Do You Want To Start Subscriptions on a Future Date?
Suppose trials don’t make sense for your use case. For Husmus, this is true. We sell subscriptions for insurance. A standard use case is for a tenant to buy insurance that they want to become active when they move into their new home. Trials don’t make sense here.
Solving this is actually what I’m working on now, so I don’t have a full solution yet. It involves using subscription schedules though. The documentation has a guide for starting a subscription in the future. Given how trials work, it’s safe to assume (I can’t wait to eat these words) that the same rules for invoice generation apply. You will need to collect payment information in advance and then charge the user when the subscription actually starts.
Do You Want To Remind Users of Renewal?
Thankfully, this one is a bit easier to handle. In your account billing settings, you can set the number of days in advance to send an invoice.upcoming event. You will need to handle this webhook event and remind your users in whatever way is appropriate for your app.
What Taxes Do You Need to Collect?
Are you assessing sales tax or VAT? Good news! Stripe will handle that for you. Anything else though, and you’ll want to start reading up on Stripe tax rates.
Husmus currently operates in the UK, which mean means we have to deal with IPT (Insurance Premium Tax). This is a tax that applies to all insurance products sold in the UK. Stripe doesn’t attempt to handle tax rates like this itself, so we need to define the tax ourselves and make sure it is added to all insurance products that the user is subscribed to. As long as it is attached to the subscription item, then when the invoice is generated it will be attached to the corresponding invoice item and users will be charged the correct tax.
Stripe supports up to five tax rates per line item, so go nuts. Chances are Stripe can handle the tax rates in your jurisdiction.
Are You Going To Sync Up Subscription Renewal Dates?
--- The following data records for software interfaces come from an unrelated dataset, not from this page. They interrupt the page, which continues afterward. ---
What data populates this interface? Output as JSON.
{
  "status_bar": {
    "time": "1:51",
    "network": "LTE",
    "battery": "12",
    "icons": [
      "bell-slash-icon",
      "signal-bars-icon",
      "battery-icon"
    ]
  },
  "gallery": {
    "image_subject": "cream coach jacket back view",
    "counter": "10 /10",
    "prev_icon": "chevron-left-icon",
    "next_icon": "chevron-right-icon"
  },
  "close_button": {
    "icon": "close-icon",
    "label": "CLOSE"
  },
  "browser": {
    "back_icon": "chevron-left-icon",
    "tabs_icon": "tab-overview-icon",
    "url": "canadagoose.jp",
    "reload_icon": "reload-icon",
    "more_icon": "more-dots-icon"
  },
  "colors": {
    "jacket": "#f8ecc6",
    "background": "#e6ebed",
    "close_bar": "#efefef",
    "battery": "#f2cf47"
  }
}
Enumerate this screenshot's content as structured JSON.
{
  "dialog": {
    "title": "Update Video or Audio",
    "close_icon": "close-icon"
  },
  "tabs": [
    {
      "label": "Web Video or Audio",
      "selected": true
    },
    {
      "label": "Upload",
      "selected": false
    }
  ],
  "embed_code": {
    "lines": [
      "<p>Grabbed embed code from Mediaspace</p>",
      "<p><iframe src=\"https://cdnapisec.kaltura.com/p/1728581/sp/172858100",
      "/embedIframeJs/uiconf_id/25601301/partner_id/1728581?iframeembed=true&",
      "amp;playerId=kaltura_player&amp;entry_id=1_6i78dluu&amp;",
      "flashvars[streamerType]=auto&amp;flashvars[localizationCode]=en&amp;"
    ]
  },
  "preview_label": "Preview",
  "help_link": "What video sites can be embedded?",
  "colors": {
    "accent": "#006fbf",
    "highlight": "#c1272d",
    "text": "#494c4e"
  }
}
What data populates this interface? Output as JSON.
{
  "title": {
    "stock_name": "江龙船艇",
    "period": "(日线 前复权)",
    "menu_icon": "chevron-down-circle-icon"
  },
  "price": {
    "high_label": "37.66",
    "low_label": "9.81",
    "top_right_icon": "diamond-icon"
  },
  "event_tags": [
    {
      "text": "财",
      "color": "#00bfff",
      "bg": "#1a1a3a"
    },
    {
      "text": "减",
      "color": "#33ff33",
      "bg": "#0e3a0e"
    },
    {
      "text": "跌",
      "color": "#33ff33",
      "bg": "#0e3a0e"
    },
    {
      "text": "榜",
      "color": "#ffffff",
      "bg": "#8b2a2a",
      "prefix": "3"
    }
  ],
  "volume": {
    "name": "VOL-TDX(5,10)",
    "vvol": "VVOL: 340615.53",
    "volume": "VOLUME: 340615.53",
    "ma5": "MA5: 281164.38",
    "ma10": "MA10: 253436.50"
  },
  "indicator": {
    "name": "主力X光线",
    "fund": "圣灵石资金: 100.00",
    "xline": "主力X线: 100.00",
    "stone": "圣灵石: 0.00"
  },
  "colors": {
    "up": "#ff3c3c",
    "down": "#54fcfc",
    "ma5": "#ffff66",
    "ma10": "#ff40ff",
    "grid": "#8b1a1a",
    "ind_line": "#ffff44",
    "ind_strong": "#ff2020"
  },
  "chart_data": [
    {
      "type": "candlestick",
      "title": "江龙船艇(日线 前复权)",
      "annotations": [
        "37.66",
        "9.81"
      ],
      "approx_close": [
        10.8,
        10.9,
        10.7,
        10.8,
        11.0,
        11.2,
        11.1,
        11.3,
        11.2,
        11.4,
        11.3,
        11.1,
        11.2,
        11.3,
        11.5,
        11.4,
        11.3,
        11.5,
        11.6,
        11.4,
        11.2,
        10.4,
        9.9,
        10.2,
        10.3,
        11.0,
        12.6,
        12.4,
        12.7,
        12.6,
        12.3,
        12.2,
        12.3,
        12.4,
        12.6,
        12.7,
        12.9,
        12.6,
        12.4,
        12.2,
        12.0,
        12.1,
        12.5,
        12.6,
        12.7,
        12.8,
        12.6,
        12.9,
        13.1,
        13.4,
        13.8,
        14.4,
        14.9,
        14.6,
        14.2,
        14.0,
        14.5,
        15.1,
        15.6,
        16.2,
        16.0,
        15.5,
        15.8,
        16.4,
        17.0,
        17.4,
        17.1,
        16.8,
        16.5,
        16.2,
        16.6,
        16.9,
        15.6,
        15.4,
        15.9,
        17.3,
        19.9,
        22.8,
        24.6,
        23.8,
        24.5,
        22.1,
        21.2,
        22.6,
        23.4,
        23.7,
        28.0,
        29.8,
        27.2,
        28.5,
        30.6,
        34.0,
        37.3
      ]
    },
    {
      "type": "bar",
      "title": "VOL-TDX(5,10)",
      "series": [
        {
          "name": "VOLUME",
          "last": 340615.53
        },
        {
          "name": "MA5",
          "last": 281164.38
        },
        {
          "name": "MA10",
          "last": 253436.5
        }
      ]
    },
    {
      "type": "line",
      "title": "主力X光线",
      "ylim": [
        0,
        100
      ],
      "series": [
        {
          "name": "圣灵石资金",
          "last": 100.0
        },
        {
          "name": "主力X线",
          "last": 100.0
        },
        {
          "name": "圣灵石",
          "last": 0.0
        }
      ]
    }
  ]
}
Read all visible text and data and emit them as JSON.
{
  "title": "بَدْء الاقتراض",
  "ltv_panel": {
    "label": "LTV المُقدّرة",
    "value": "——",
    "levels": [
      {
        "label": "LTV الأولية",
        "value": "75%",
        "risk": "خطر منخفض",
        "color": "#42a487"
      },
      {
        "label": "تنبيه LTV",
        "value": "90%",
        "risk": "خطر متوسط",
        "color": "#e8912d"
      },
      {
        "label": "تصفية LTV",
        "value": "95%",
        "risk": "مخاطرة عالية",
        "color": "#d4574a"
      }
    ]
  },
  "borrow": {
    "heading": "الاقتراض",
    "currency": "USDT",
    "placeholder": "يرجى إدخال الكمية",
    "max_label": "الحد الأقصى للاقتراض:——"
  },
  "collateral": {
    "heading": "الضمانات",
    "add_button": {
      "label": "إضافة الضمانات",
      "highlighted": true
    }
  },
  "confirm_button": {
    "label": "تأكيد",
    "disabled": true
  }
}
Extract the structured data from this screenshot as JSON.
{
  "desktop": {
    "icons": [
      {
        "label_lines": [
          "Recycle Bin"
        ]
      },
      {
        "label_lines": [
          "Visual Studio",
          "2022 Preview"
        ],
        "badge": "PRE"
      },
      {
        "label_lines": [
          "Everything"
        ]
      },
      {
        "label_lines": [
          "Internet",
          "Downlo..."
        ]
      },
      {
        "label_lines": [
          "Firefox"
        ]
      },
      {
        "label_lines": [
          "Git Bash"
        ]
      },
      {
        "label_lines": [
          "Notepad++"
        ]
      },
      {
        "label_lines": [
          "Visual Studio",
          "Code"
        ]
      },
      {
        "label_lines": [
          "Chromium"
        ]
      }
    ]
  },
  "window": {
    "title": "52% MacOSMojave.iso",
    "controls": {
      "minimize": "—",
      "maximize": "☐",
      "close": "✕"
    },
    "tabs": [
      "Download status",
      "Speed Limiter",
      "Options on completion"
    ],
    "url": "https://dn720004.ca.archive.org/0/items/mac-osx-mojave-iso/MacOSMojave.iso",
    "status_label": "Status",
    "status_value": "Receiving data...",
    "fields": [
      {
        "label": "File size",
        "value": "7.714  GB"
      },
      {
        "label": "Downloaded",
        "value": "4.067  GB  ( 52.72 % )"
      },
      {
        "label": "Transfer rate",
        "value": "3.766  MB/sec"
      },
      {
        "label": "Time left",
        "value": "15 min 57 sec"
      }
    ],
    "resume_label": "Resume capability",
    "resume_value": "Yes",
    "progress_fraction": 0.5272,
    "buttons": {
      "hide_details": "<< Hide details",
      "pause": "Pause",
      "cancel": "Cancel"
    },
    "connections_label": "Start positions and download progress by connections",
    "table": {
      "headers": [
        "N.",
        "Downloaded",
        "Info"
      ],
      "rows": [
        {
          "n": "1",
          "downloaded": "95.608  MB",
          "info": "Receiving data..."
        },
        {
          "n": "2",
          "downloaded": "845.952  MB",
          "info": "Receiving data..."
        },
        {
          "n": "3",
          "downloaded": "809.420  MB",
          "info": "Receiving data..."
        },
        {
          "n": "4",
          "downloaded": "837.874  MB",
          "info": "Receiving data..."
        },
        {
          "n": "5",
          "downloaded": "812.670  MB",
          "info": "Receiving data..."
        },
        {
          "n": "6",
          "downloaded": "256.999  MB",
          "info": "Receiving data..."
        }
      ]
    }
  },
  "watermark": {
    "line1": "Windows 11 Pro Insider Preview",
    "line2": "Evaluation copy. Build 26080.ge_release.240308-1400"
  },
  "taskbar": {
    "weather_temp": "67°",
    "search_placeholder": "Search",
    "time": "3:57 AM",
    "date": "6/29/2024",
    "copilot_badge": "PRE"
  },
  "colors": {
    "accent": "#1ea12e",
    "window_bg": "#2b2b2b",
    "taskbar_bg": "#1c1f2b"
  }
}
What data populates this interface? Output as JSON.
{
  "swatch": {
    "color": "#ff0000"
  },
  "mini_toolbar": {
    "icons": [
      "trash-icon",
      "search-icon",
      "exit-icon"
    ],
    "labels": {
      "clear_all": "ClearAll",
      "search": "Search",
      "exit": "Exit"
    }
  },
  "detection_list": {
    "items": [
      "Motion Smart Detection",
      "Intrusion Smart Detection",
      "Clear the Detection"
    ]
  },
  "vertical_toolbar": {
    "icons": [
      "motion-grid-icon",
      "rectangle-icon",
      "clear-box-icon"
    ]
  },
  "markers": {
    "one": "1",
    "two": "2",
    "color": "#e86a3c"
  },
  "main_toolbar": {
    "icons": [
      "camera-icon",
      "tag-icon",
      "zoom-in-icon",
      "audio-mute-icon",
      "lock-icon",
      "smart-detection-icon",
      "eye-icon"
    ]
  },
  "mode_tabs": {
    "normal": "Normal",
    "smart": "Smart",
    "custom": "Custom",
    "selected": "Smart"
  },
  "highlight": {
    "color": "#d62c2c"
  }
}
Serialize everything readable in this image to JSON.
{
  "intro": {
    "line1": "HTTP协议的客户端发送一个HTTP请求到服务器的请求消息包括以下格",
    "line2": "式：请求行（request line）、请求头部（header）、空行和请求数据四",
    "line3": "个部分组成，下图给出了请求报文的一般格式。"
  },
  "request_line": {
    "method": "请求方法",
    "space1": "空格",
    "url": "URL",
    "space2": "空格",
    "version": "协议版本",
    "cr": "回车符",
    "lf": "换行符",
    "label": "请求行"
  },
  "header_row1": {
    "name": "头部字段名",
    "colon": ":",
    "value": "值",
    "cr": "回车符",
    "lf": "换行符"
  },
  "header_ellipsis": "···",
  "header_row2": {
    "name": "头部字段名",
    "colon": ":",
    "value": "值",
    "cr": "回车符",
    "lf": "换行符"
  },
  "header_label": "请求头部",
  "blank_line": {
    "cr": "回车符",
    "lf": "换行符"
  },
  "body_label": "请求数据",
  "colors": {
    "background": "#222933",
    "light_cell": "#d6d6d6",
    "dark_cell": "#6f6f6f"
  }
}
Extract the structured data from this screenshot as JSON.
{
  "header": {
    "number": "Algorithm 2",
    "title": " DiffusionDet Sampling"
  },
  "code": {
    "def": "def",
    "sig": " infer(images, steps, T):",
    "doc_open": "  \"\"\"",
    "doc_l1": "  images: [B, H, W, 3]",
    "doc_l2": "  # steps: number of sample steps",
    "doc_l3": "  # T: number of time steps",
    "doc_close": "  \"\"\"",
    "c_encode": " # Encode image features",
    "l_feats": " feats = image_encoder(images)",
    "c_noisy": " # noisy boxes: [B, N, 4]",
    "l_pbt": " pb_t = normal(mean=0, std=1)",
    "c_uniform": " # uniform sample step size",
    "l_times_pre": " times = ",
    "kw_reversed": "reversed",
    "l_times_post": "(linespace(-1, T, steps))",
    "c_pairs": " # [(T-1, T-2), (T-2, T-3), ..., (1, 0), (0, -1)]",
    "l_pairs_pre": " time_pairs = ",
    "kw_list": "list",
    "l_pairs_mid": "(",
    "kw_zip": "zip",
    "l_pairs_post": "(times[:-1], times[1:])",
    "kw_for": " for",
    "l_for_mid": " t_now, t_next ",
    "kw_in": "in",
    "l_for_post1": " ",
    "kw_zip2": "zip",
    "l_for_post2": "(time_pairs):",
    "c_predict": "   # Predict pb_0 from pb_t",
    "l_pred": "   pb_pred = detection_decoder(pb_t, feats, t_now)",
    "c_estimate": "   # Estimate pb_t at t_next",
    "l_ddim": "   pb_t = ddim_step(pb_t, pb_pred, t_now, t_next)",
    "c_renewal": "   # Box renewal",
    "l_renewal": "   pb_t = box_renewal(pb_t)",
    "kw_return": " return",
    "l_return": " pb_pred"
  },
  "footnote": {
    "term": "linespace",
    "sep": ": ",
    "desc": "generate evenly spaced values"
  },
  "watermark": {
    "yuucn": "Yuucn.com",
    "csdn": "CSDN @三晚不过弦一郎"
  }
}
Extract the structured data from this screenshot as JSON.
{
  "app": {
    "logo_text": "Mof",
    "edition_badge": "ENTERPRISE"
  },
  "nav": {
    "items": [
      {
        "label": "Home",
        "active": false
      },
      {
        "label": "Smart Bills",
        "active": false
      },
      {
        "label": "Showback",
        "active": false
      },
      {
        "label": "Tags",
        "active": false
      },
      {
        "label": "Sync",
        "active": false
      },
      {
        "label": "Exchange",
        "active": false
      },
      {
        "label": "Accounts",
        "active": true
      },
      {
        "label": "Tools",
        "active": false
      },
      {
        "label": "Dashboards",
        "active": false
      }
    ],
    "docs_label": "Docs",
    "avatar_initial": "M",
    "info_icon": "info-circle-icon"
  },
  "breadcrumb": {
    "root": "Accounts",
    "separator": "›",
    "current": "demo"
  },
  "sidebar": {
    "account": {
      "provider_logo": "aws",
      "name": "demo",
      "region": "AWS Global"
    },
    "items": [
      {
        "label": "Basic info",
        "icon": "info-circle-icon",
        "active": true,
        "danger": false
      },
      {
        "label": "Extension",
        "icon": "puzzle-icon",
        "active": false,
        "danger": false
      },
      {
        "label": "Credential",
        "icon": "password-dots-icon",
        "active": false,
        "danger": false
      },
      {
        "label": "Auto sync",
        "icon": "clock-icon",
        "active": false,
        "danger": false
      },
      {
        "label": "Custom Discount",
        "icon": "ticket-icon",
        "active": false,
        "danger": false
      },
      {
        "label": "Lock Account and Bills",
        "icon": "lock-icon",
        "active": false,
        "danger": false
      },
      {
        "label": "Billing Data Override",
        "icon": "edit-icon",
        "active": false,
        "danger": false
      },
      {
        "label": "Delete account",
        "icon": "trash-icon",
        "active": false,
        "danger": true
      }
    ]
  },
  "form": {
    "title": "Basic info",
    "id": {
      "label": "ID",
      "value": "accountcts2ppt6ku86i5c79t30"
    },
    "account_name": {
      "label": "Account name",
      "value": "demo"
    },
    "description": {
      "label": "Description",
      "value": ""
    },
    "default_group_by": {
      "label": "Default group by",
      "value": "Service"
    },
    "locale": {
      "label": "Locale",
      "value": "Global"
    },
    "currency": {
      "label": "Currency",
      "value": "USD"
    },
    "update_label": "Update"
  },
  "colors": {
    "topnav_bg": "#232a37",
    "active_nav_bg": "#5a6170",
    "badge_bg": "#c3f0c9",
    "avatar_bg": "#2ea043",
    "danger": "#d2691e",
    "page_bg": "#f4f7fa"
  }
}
Another issue we’re dealing with is if we should sync up subscription renewal dates. Let’s say that you purchase a subscription for one insurance product on the 3rd of the month. Then you purchase another one two weeks later on the 17th. Should these subscriptions be treated independently or not? In our case, we haven’t definitively answered this question. There is a tension between the simplicity of a single subscription vs. most insurance being sold with annual subscriptions. Should the second subscription be independent or sync up with first? Or should it depend on if the insurance is for the same property? Your business may have similar questions.
If you decide to sync up to existing subscriptions, then you get into proration. Luckily, this is another thing that Stripe had good support for, but it’s yet another detail you will need to handle properly.
How Do You Handle Renewal Failures?
I haven’t implemented this yet. That’s a problem for future Brian when subscriptions start to renew. However, it is something on my mind. Once again, Stripe will send you an event when this happens, invoice.payment_failed in this case. Handle the event and prod your user to update their payment method.
Of course, that opens another issue. If you’ve been handling trials or subscriptions that start in the future, chances are that you already have a way for users to enter payment methods. In this case, they probably need to update their payment method. If you haven’t had to care about this yet, you need to now.
Stripe is complicated because payments are complicated. I’ve only scratched the surface on use cases for Stripe subscriptions. The good news is that if you have a simple subscription product, you can probably punt on a lot of these questions. You don’t have to have firm answers to all of these questions up front, but the more you can answer, the better your Stripe experience will be for both you and your customers.